Historical sociologist. Studies the social history of international Jewish-humanitarian organizations in North Africa and the Middle East, the military government in Israel (1948-1966), and the Hebrew University Medical School.
Dr. Nuriely's dissertation (approved 2016), “Networks and Immigration: The Joint-OSE, 1942-1952", examines the medical management of the immigration from North Africa and Europe to Israel. The analysis focuses on the work of physicians and administrators from the Joint-OSE among Jewish communities in the Maghreb and in immigration camps in southern France in the 1940s-1950s. He teaches Historical Sociology and Politics and Government at the Emek Yezreel and Sapir Colleges.

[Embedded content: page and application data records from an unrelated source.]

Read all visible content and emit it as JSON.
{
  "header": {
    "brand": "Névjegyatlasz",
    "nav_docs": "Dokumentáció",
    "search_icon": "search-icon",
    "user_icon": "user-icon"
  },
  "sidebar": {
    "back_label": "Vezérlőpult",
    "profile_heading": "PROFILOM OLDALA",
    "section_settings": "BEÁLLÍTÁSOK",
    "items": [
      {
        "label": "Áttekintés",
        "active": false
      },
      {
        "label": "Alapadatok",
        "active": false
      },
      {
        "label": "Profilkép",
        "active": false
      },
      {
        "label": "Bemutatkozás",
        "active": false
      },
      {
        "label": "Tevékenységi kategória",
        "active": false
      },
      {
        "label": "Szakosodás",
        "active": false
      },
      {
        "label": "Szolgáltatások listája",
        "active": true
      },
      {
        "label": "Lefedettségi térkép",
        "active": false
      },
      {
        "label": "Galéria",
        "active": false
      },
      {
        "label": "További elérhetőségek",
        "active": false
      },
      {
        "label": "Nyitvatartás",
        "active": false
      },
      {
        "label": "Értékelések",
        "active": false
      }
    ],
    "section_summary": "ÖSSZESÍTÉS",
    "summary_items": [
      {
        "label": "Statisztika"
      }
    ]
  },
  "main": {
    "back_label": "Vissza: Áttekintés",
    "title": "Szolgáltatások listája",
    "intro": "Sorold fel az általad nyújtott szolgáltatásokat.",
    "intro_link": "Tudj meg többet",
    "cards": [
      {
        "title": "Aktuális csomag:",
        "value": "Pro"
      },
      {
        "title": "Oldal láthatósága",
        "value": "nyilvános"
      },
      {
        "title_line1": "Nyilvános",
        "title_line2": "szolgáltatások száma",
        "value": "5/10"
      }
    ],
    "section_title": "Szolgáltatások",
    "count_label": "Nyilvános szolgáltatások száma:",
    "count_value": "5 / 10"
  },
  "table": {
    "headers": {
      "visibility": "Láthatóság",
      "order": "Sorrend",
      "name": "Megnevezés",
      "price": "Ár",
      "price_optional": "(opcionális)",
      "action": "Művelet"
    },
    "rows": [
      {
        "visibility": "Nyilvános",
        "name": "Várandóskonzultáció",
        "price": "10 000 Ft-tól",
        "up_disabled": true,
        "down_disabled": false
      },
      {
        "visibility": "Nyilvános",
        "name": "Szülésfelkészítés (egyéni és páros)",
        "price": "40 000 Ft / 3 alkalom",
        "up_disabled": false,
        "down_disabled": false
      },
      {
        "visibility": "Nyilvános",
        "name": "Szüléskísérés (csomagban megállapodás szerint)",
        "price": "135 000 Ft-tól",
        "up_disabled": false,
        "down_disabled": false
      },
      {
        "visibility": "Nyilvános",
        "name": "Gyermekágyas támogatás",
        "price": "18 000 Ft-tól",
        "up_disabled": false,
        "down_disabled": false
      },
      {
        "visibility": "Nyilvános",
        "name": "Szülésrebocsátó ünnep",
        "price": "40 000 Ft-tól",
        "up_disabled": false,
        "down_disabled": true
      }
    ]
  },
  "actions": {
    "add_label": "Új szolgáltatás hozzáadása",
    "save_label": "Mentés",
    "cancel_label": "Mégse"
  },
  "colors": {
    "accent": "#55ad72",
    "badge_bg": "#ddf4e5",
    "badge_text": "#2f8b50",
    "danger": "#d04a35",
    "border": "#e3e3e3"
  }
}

In recent years he has headed two research groups, the first on the Israeli military government ,1948-1968 (at the Van Leer Institute in Jerusalem), and the second on Peripherialism in Israel (at the Sapir College). In the current postdoctoral project, he writes about the creation of medical networks and discourse in North Africa and the Middle East during WW2, and the construction of the medical cadre in Israel by the Hebrew University Medical School.